    Results: Under short circuit conditions, there was a net flow of Na in the absorptive (m→s) direction and a net movement of Cl in the opposite (s→m) direction in both cows and calves. In calves, the s-to-m Na transport was significantly higher and therefore the net absorption was significantly lower compared to cows. The Cl secretion was nearly equal in both, calves and cows, but the Cl transport in calves was significantly higher. Calves showed also a significantly higher paracellular (Mannitol) movement. The sum of both net fluxes, Cl and Na, was calculated from matched experiments and was found to be slightly, but significantly different from the measures Isc. Probably there is a transport of HCO3-. In M. bovis-infected calves (subclinical model) ion fluxes were determined 3, 7, 10, 14, 21 and 35 days post infection (p.i.). It was shown that neither Na- and Cl- nor Mannitol-fluxes changed during the first 35 days p.i.. Addition of amiloride, a Na blocker (Na channel ENAC and Na/H-exchanger NHE), caused continuously decreased reactivity in Isc over 35 days from 14,37 % to 5,46 % and had nearly no effect in some tissues. Only 2 animals showed mild cough and nasal discharge at the day of section (day 7-10). Compared to calves without cough and nasal discharge, the Na transport (Jms, Jsm) in calves with cough and nasal discharge was lower but the net Na absorption was nearly equal in both. There was no difference in Cl transport but a significant lower transport of paracellular mannitol in calves with cough and nasal discharge. The chronic purulent bronchopneumonia caused by parainfluenza virus type 3 and Pasteurella multocida of a calf caused under short-circuit conditions a significant increase in JsmCl, indicating changes in net secretion of Cl, and the paracellular transport of 3-H-Mannitol decreased significantly. The Na transport was higher but the net absorption of Na was not affected.

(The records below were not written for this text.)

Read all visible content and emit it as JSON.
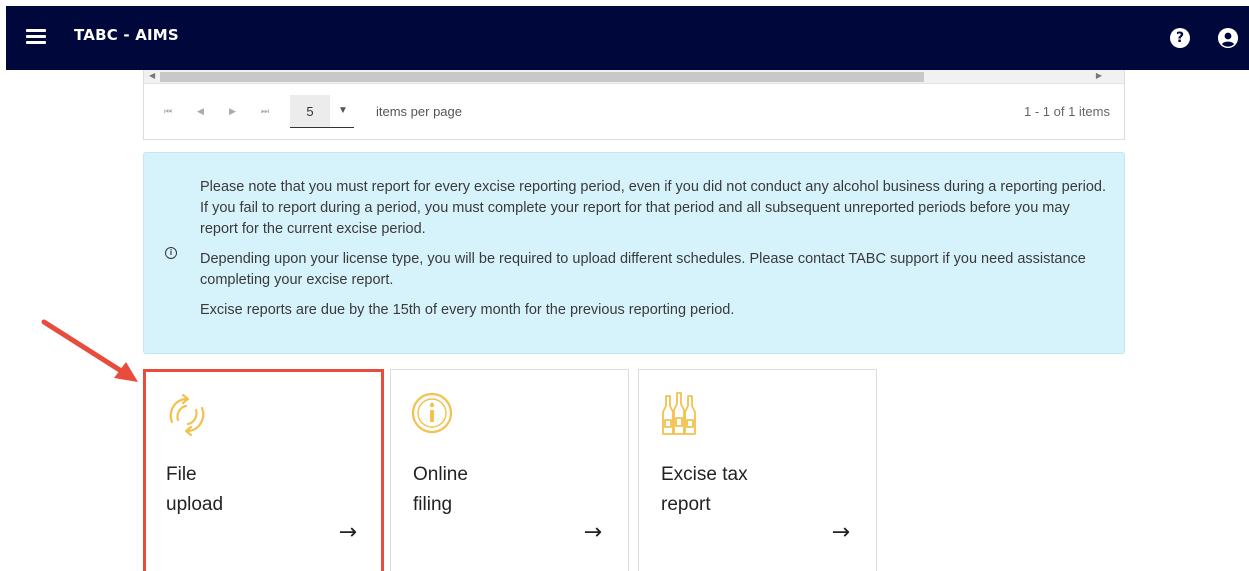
{
  "header": {
    "app_title": "TABC - AIMS",
    "menu_icon": "hamburger-menu-icon",
    "help_icon_glyph": "?",
    "user_icon": "account-circle-icon",
    "background": "#00083b"
  },
  "pager": {
    "first": "⏮",
    "prev": "◀",
    "next": "▶",
    "last": "⏭",
    "page_size": "5",
    "items_per_page_label": "items per page",
    "info": "1 - 1 of 1 items"
  },
  "notice": {
    "background": "#d6f3fb",
    "paragraphs": [
      "Please note that you must report for every excise reporting period, even if you did not conduct any alcohol business during a reporting period. If you fail to report during a period, you must complete your report for that period and all subsequent unreported periods before you may report for the current excise period.",
      "Depending upon your license type, you will be required to upload different schedules. Please contact TABC support if you need assistance completing your excise report.",
      "Excise reports are due by the 15th of every month for the previous reporting period."
    ]
  },
  "tiles": [
    {
      "title_line1": "File",
      "title_line2": "upload",
      "arrow": "→",
      "icon": "sync-arrows-icon",
      "highlighted": true
    },
    {
      "title_line1": "Online",
      "title_line2": "filing",
      "arrow": "→",
      "icon": "info-circle-icon",
      "highlighted": false
    },
    {
      "title_line1": "Excise tax",
      "title_line2": "report",
      "arrow": "→",
      "icon": "bottles-icon",
      "highlighted": false
    }
  ],
  "colors": {
    "accent_icon": "#f2c14e",
    "highlight": "#e74c3c"
  }
}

    Conclusions:
    1. The active ion transport differs age-dependent.
    2. Respiratory infections cause a change in active ion transport.
    3. The change of active ion transport and clinical symptoms act simultaneously.
    4. Tight-junctions are tighter in calves with clinical signs.
    5. Probably M. bovis influences the apical Na-channel.